This approach — of providing “extra information” — is problematic for me on a second level. Conceiving of grades as some kind of “information” space, misses out on what may be the root problem, namely one of meaning. If my premise is correct, then the crisis is not one of grade inflation but of grade signification. What do grades signify? In what ways are they meaningful? Are they a mark of adequacy? Exceptionalism? Anachronism? No amount of extra information can answer these questions. Perhaps the time for grading has even come and gone in some situations? For instance, in the context of a class like business ethics, the idea that “I” might grade “you” is anathema to fostering ethical discourse. And yet, universities require that grades must be given.

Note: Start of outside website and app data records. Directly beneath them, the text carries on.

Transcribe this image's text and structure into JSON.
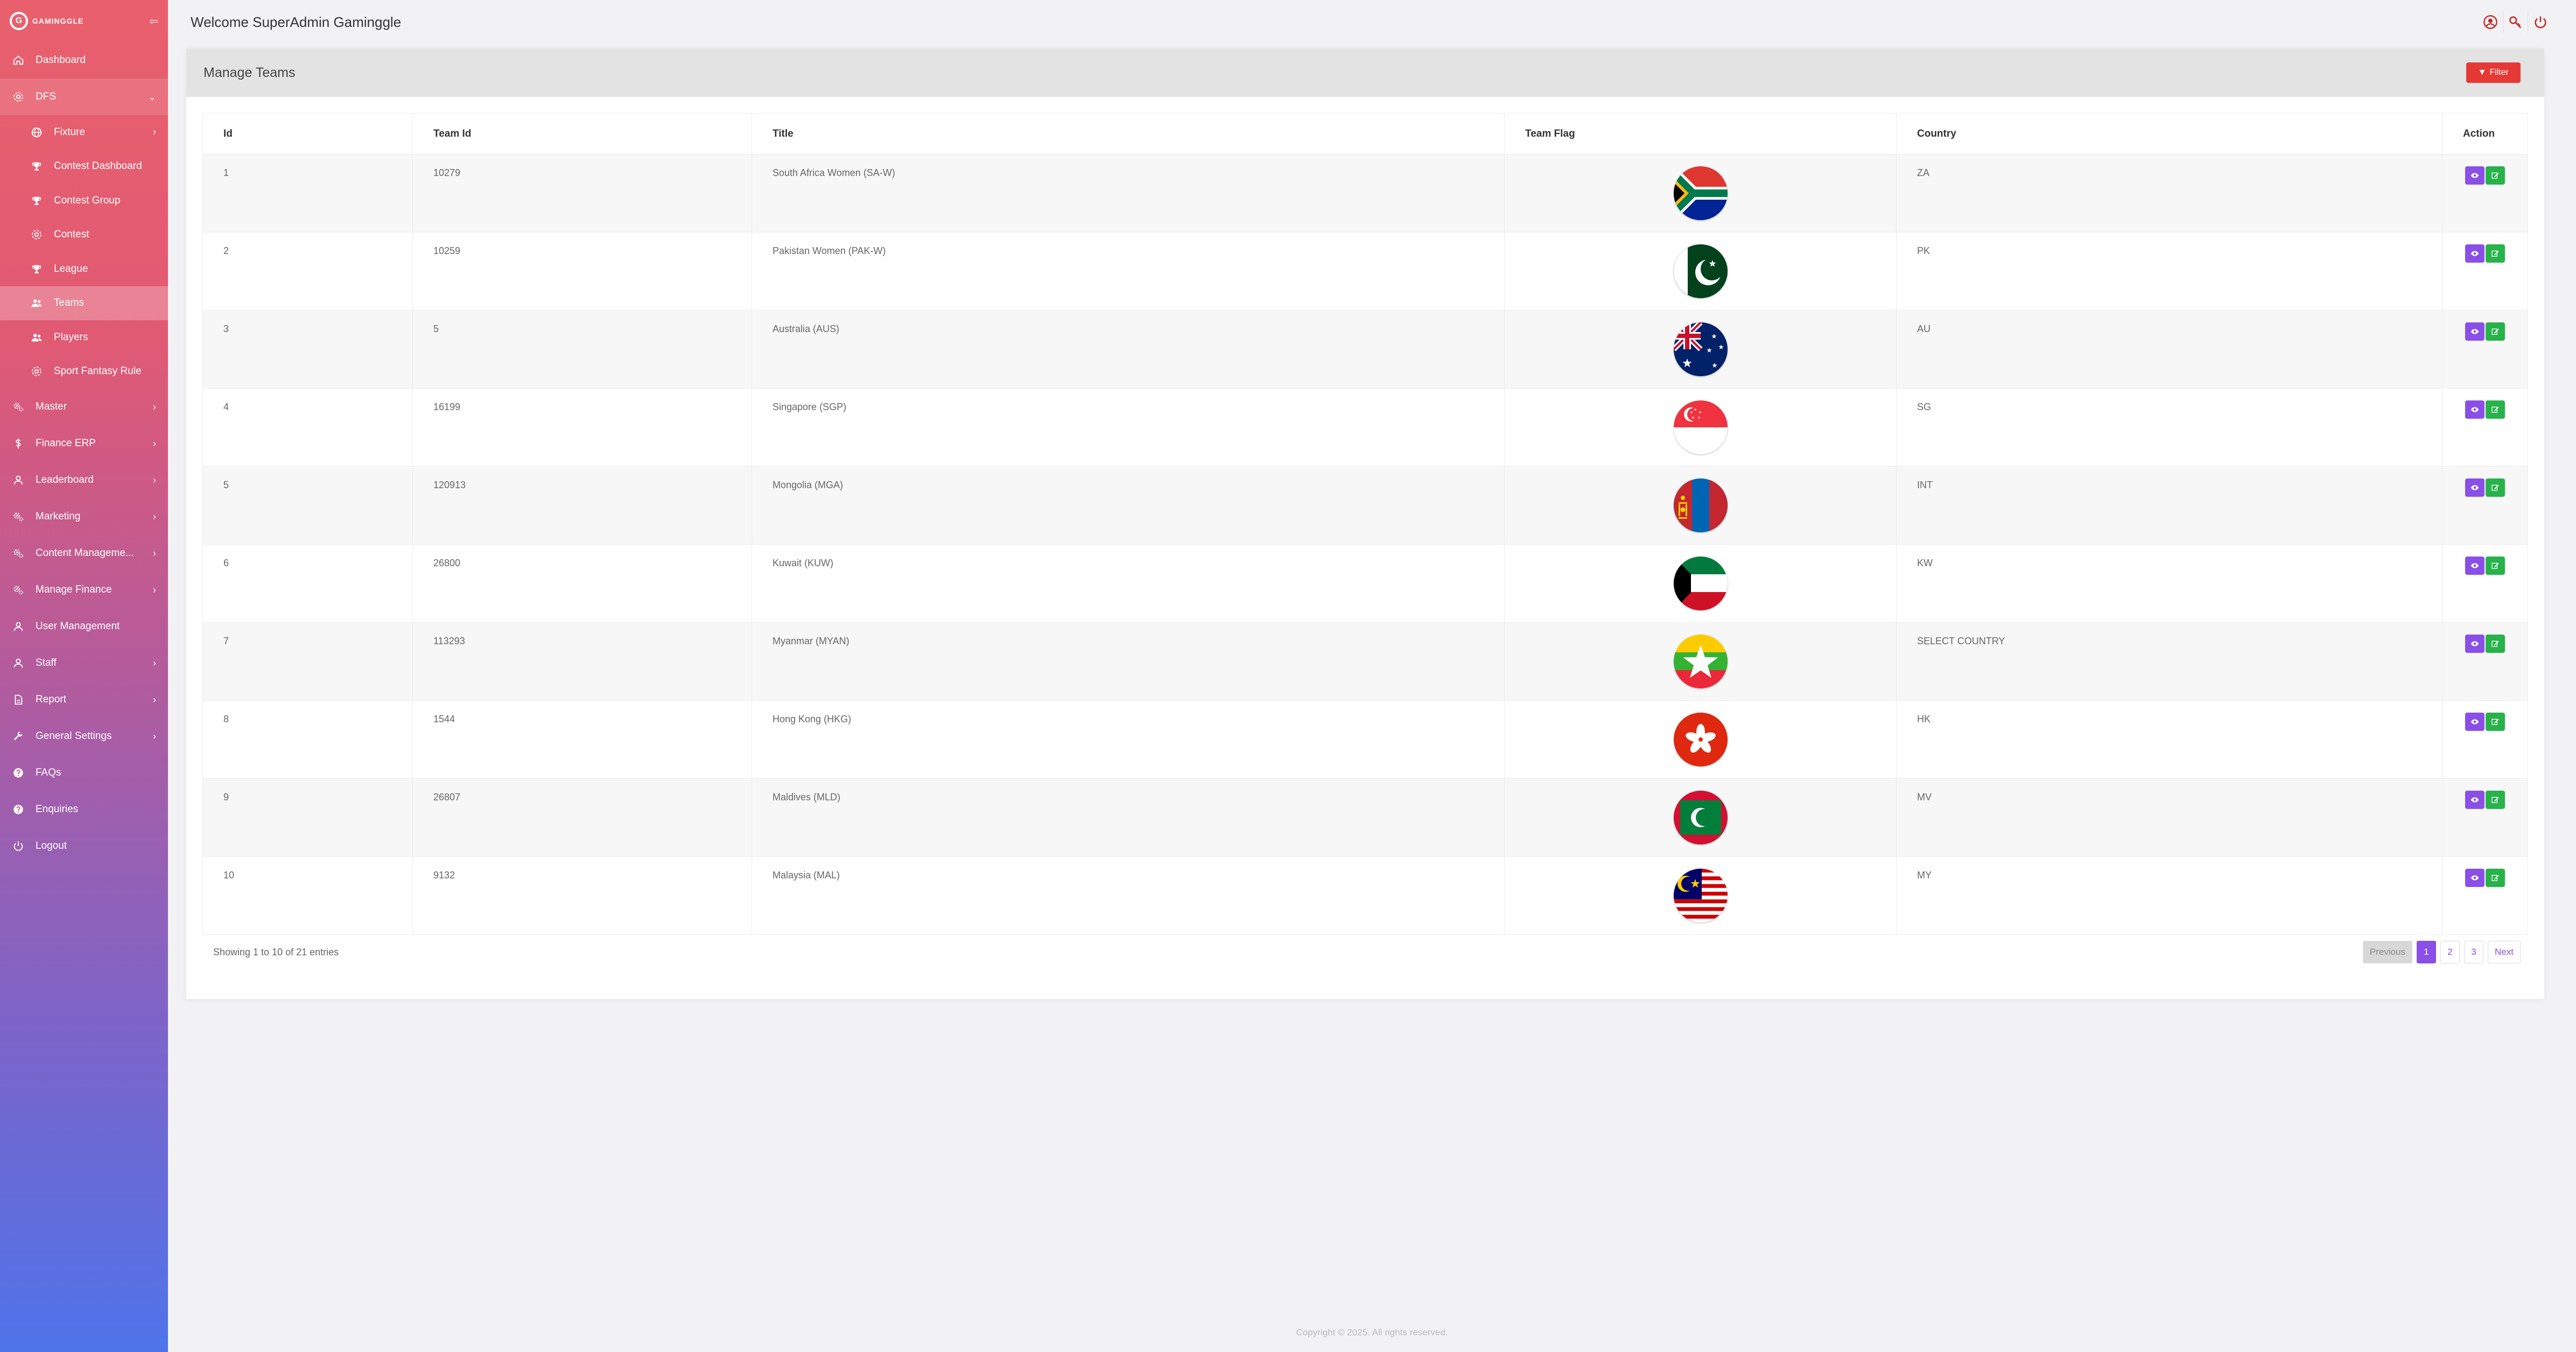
{
  "brand": {
    "logo_letter": "G",
    "name": "GAMINGGLE"
  },
  "header": {
    "welcome": "Welcome SuperAdmin Gaminggle"
  },
  "sidebar": {
    "items": [
      {
        "label": "Dashboard",
        "icon": "home-icon"
      },
      {
        "label": "DFS",
        "icon": "gear-icon",
        "expanded": true
      },
      {
        "label": "Fixture",
        "icon": "globe-icon"
      },
      {
        "label": "Contest Dashboard",
        "icon": "trophy-icon"
      },
      {
        "label": "Contest Group",
        "icon": "trophy-icon"
      },
      {
        "label": "Contest",
        "icon": "gear-icon"
      },
      {
        "label": "League",
        "icon": "trophy-icon"
      },
      {
        "label": "Teams",
        "icon": "users-icon",
        "active": true
      },
      {
        "label": "Players",
        "icon": "users-icon"
      },
      {
        "label": "Sport Fantasy Rule",
        "icon": "gear-icon"
      },
      {
        "label": "Master",
        "icon": "cogs-icon"
      },
      {
        "label": "Finance ERP",
        "icon": "dollar-icon"
      },
      {
        "label": "Leaderboard",
        "icon": "user-icon"
      },
      {
        "label": "Marketing",
        "icon": "cogs-icon"
      },
      {
        "label": "Content Manageme...",
        "icon": "cogs-icon"
      },
      {
        "label": "Manage Finance",
        "icon": "cogs-icon"
      },
      {
        "label": "User Management",
        "icon": "user-icon"
      },
      {
        "label": "Staff",
        "icon": "user-icon"
      },
      {
        "label": "Report",
        "icon": "file-icon"
      },
      {
        "label": "General Settings",
        "icon": "wrench-icon"
      },
      {
        "label": "FAQs",
        "icon": "question-icon"
      },
      {
        "label": "Enquiries",
        "icon": "question-icon"
      },
      {
        "label": "Logout",
        "icon": "power-icon"
      }
    ]
  },
  "card": {
    "title": "Manage Teams",
    "filter_label": "Filter"
  },
  "table": {
    "headers": [
      "Id",
      "Team Id",
      "Title",
      "Team Flag",
      "Country",
      "Action"
    ],
    "rows": [
      {
        "id": "1",
        "team_id": "10279",
        "title": "South Africa Women (SA-W)",
        "country": "ZA",
        "flag": "south-africa"
      },
      {
        "id": "2",
        "team_id": "10259",
        "title": "Pakistan Women (PAK-W)",
        "country": "PK",
        "flag": "pakistan"
      },
      {
        "id": "3",
        "team_id": "5",
        "title": "Australia (AUS)",
        "country": "AU",
        "flag": "australia"
      },
      {
        "id": "4",
        "team_id": "16199",
        "title": "Singapore (SGP)",
        "country": "SG",
        "flag": "singapore"
      },
      {
        "id": "5",
        "team_id": "120913",
        "title": "Mongolia (MGA)",
        "country": "INT",
        "flag": "mongolia"
      },
      {
        "id": "6",
        "team_id": "26800",
        "title": "Kuwait (KUW)",
        "country": "KW",
        "flag": "kuwait"
      },
      {
        "id": "7",
        "team_id": "113293",
        "title": "Myanmar (MYAN)",
        "country": "SELECT COUNTRY",
        "flag": "myanmar"
      },
      {
        "id": "8",
        "team_id": "1544",
        "title": "Hong Kong (HKG)",
        "country": "HK",
        "flag": "hong-kong"
      },
      {
        "id": "9",
        "team_id": "26807",
        "title": "Maldives (MLD)",
        "country": "MV",
        "flag": "maldives"
      },
      {
        "id": "10",
        "team_id": "9132",
        "title": "Malaysia (MAL)",
        "country": "MY",
        "flag": "malaysia"
      }
    ]
  },
  "footer": {
    "entries": "Showing 1 to 10 of 21 entries",
    "pagination": {
      "previous": "Previous",
      "pages": [
        "1",
        "2",
        "3"
      ],
      "current": "1",
      "next": "Next"
    },
    "copyright": "Copyright © 2025. All rights reserved."
  },
  "colors": {
    "view_button": "#8a4fe6",
    "edit_button": "#27b24a",
    "filter_button": "#e53935",
    "sidebar_top": "#e8606d",
    "sidebar_bottom": "#4f74ea"
  }
}
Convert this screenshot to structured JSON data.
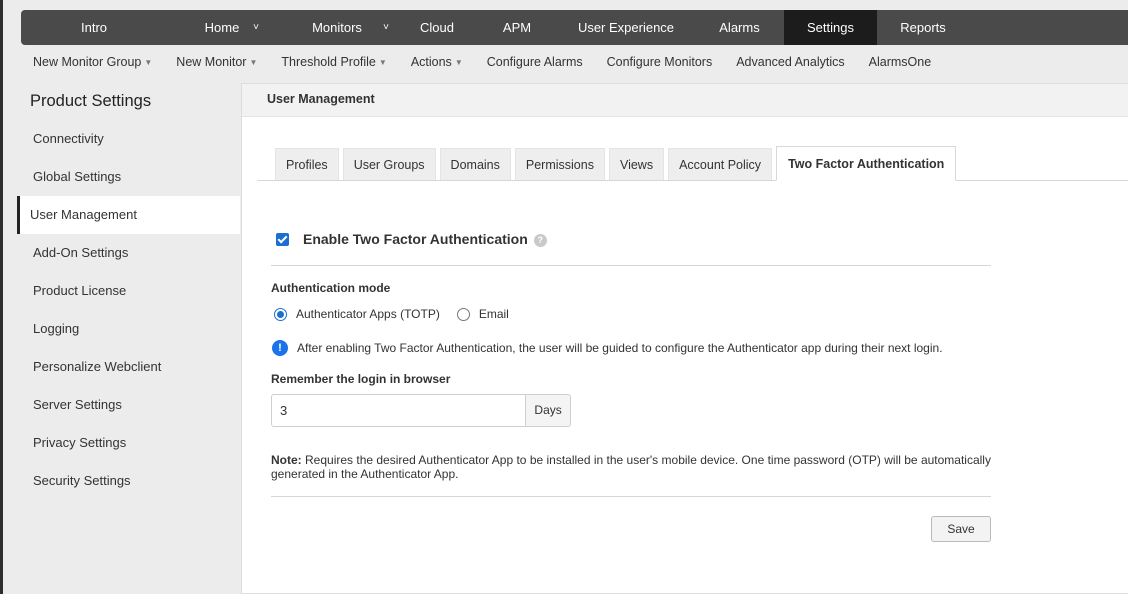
{
  "topnav": {
    "items": [
      {
        "label": "Intro"
      },
      {
        "label": "Home"
      },
      {
        "label": "Monitors"
      },
      {
        "label": "Cloud"
      },
      {
        "label": "APM"
      },
      {
        "label": "User Experience"
      },
      {
        "label": "Alarms"
      },
      {
        "label": "Settings"
      },
      {
        "label": "Reports"
      }
    ],
    "active": "Settings"
  },
  "subnav": {
    "items": [
      {
        "label": "New Monitor Group"
      },
      {
        "label": "New Monitor"
      },
      {
        "label": "Threshold Profile"
      },
      {
        "label": "Actions"
      },
      {
        "label": "Configure Alarms"
      },
      {
        "label": "Configure Monitors"
      },
      {
        "label": "Advanced Analytics"
      },
      {
        "label": "AlarmsOne"
      }
    ]
  },
  "sidebar": {
    "title": "Product Settings",
    "items": [
      {
        "label": "Connectivity"
      },
      {
        "label": "Global Settings"
      },
      {
        "label": "User Management"
      },
      {
        "label": "Add-On Settings"
      },
      {
        "label": "Product License"
      },
      {
        "label": "Logging"
      },
      {
        "label": "Personalize Webclient"
      },
      {
        "label": "Server Settings"
      },
      {
        "label": "Privacy Settings"
      },
      {
        "label": "Security Settings"
      }
    ],
    "active": "User Management"
  },
  "main": {
    "header": "User Management",
    "tabs": [
      {
        "label": "Profiles"
      },
      {
        "label": "User Groups"
      },
      {
        "label": "Domains"
      },
      {
        "label": "Permissions"
      },
      {
        "label": "Views"
      },
      {
        "label": "Account Policy"
      },
      {
        "label": "Two Factor Authentication"
      }
    ],
    "active_tab": "Two Factor Authentication",
    "enable_label": "Enable Two Factor Authentication",
    "enable_checked": true,
    "help_glyph": "?",
    "auth_mode_label": "Authentication mode",
    "auth_options": [
      {
        "label": "Authenticator Apps (TOTP)",
        "checked": true
      },
      {
        "label": "Email",
        "checked": false
      }
    ],
    "info_glyph": "!",
    "info_text": "After enabling Two Factor Authentication, the user will be guided to configure the Authenticator app during their next login.",
    "remember_label": "Remember the login in browser",
    "remember_value": "3",
    "remember_unit": "Days",
    "note_label": "Note:",
    "note_text": " Requires the desired Authenticator App to be installed in the user's mobile device. One time password (OTP) will be automatically generated in the Authenticator App.",
    "save_label": "Save"
  },
  "colors": {
    "topnav_bg": "#4a4a4a",
    "topnav_active": "#1c1c1c",
    "accent": "#1a6fd1",
    "info": "#1a73e8"
  }
}
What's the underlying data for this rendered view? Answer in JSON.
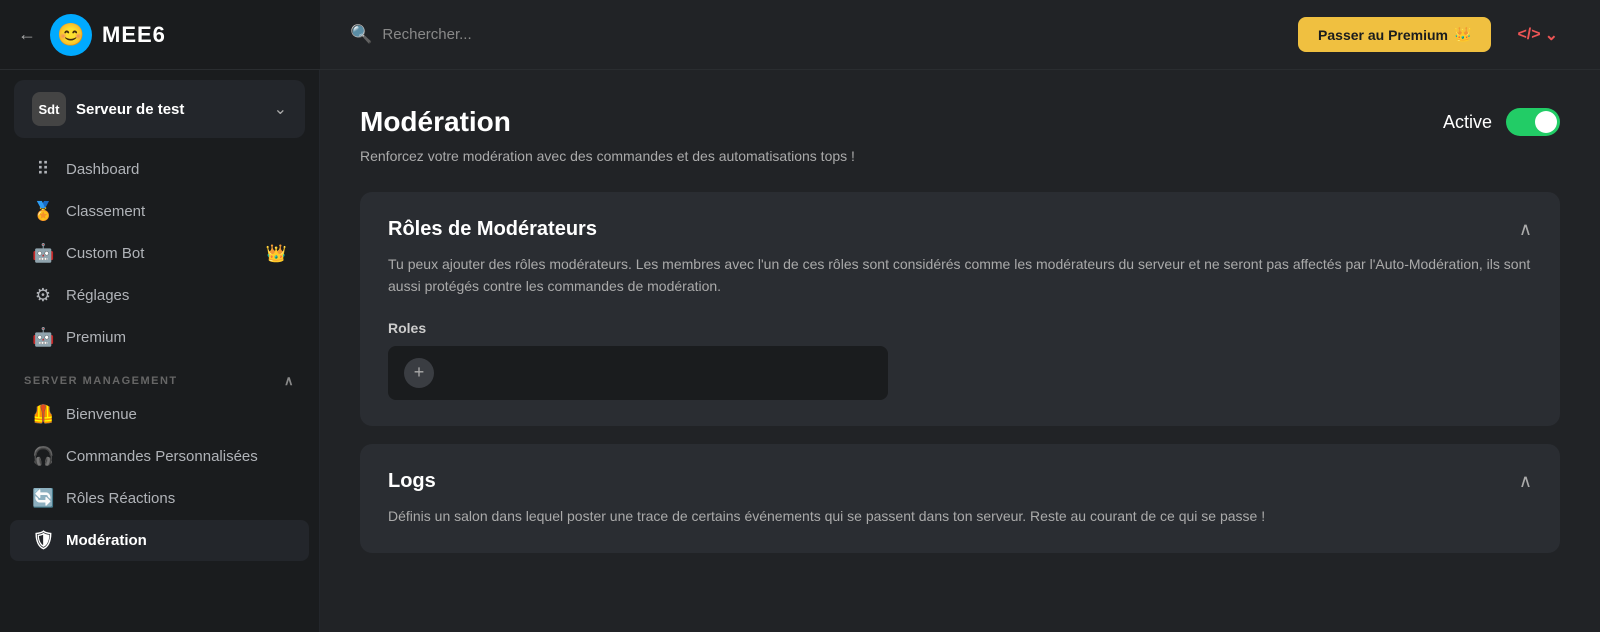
{
  "logo": {
    "text": "MEE6",
    "emoji": "😊"
  },
  "header": {
    "search_placeholder": "Rechercher...",
    "premium_btn": "Passer au Premium",
    "premium_icon": "👑",
    "code_btn": "</>",
    "chevron": "⌄"
  },
  "server": {
    "name": "Serveur de test",
    "initials": "Sdt",
    "chevron": "⌄"
  },
  "nav": {
    "items": [
      {
        "id": "dashboard",
        "label": "Dashboard",
        "icon": "⠿",
        "active": false
      },
      {
        "id": "classement",
        "label": "Classement",
        "icon": "🏅",
        "active": false
      },
      {
        "id": "custom-bot",
        "label": "Custom Bot",
        "icon": "🤖",
        "active": false,
        "badge": "👑"
      },
      {
        "id": "reglages",
        "label": "Réglages",
        "icon": "⚙",
        "active": false
      },
      {
        "id": "premium",
        "label": "Premium",
        "icon": "🤖",
        "active": false
      }
    ],
    "section_label": "SERVER MANAGEMENT",
    "section_items": [
      {
        "id": "bienvenue",
        "label": "Bienvenue",
        "icon": "🦺",
        "active": false
      },
      {
        "id": "commandes-personnalisees",
        "label": "Commandes Personnalisées",
        "icon": "🎧",
        "active": false
      },
      {
        "id": "roles-reactions",
        "label": "Rôles Réactions",
        "icon": "🔄",
        "active": false
      },
      {
        "id": "moderation",
        "label": "Modération",
        "icon": "🛡",
        "active": true
      }
    ]
  },
  "page": {
    "title": "Modération",
    "subtitle": "Renforcez votre modération avec des commandes et des automatisations tops !",
    "active_label": "Active",
    "toggle_on": true
  },
  "cards": [
    {
      "id": "roles-moderateurs",
      "title": "Rôles de Modérateurs",
      "description": "Tu peux ajouter des rôles modérateurs. Les membres avec l'un de ces rôles sont considérés comme les modérateurs du serveur et ne seront pas affectés par l'Auto-Modération, ils sont aussi protégés contre les commandes de modération.",
      "roles_label": "Roles",
      "add_btn": "+"
    },
    {
      "id": "logs",
      "title": "Logs",
      "description": "Définis un salon dans lequel poster une trace de certains événements qui se passent dans ton serveur. Reste au courant de ce qui se passe !"
    }
  ],
  "icons": {
    "back": "←",
    "chevron_down": "∨",
    "chevron_up": "∧",
    "search": "🔍",
    "collapse": "∧"
  }
}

In a world of one best way, perhaps grades were useful. But in a world where the destination is in the making even as the journey unfolds, what counts? Indeed, what might a “post-grading” grading scheme look like?

Prop 23 and Out of State Interests

Thomas Friedman’s latest column on “The Terminator vs. Big Oil” adds another dimension to the rampant campaign finance conflicts of interest inherent in our political system.

In particular, Friedman shines a spotlight on California Prop 23, which “proposes to suspend implementation of A.B. 32 until California achieves four consecutive quarters of unemployment below 5.5 percent. It is currently above 12 percent.” A.B. 32, or California’s Global Warming Solutions Act of 2006, was designed to put California on a path to reducing greenhouse gases in its air to 1990 levels by 2020, and at the time it was enacted had the support “of Republicans, Democrats, businesses and environmentalists.”

But now, according to Governor Schwarzenegger, speaking at an energy forum last week in Sacramento:

“It is very clear that the oil companies from outside the state that are trying to take out A.B. 32, and trying to take out our environmental laws, have no interest in suspending it, but just to get rid of it… They want to kill A.B. 32. Otherwise they wouldn’t put this provision in there about the 5.5 percent unemployment rate. It’s very rare that California in the last 40 years had an unemployment rate of below 5.5 percent for four consecutive quarters. They’re not interested in our environment; they are only interested in greed and filling their pockets with more money… And they are very deceptive when they say they want to go and create more jobs in California… Since when has [an] oil company ever been interested in jobs? Let’s be honest. If they really are interested in jobs, they would want to protect A.B. 32, because actually it’s green technology that is creating the most jobs right now in California, 10 times more than any other sector.”

In particular, Texas oil companies Valero and Tesoro “have led the charge against the landmark climate law, along with Koch Industries, the giant oil conglomerate owned by right-wing megafunders Charles and David Koch. Koch recently donated $1 million to the effort and has been supporting front groups involved in the campaign.”

For me, this raises some interesting questions. At the federal level, foreign interests are technically prohibited from making political contributions (although there is reason to suspect they are being circumvented and not adequately enforced). Why don’t states adopt similar regulations with regard to out of state interests — corporate or otherwise? After all, why should the citizens of a state be held hostage to outside interests of any kind? It seems that residents of a state should have more say over their own governance than a couple of businesses who happen to have facilities located there. Of course, the same goes for other activists.

Global Renewable Energy Map

I stumbled across this information graphic today. It provides a nice summary of the different paths to ending dependence on fossil fuels being pursued around the world. It might be interesting to study whether or not non-fossil fuel usage will emerge as a leading indicator of other good things — from economic to quality of life.